The hardest challenge I got from working on Pik & Pok is definitely trying to make the game and characters as accurate to the 80’s style of things as possible. A little example, a major reason to why Pik & Pok look like they do is because I found out there was major fashion trend when designing astronauts or futuristic characters wearing a biker outfit in the 80’s. It may be one of the main reasons why characters like Mega Man, Dig Dug, Lode Runners look alike so much.

I also had to rush the game’s development quite a bit to because of the deadline being so close. I got like a month to make the game from scratch and inevitable College and life situations got in the way.

I am definitely learning how much I am capable to do in the small time margin that I got left and this won’t happen again for the second game release (I hope).

[Corecade] Are you planning on publishing Pik & Pok on Steam Greenlight before Valve closes the doors on the voting process or are you more focused on getting it on sites like and the like?

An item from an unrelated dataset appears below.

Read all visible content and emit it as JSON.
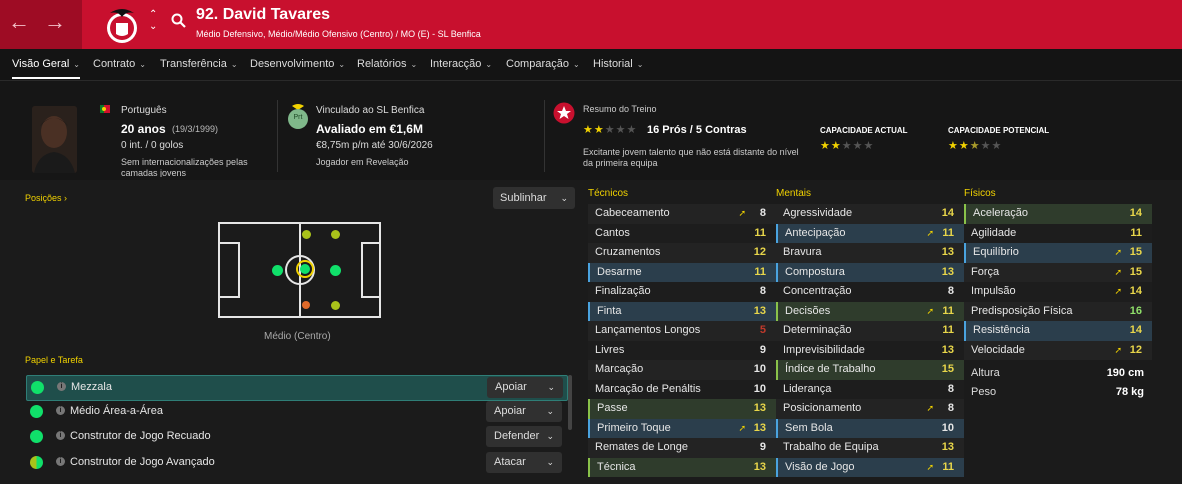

The intended plan for Pik & Pok was to make a credible 80’s game to play with a friend on your browser, I’m looking for GameJolt and Newgrounds for release, then Kongregate and possibly Facebook afterwards.

Achievements and leaderboards are already intended for the browser versions of the game, though there’s plenty of room for improvement if a standalone Steam client version of the game would happen, such as: full screen (with swappable borders), controller support and possibly even online multiplayer support.

However this is something that will only be possible with the help of the players. I’d be willingly be up to selling a Steam version of Pik & Pok for one buck (or maybe even free) if I had the honor to have my game on Steam, but this would only be possible if I somehow get approved before Steam Greenlight stops being a voting process.

[Corecade] Thanks for agreeing to this interview, any closing words you want to say to readers and where they can keep up with updates on Pik & Pok and future projects?

Pik & Pok is a small project I’m happy to be working on at the moment. The game is due release this Spring Equinox (March 20) on our GameJolt page but there is more to come through the year so stay tuned if you are interested. You can follow me on Twitter and Tumblr, or the game’s Twitter account. Thanks for having me!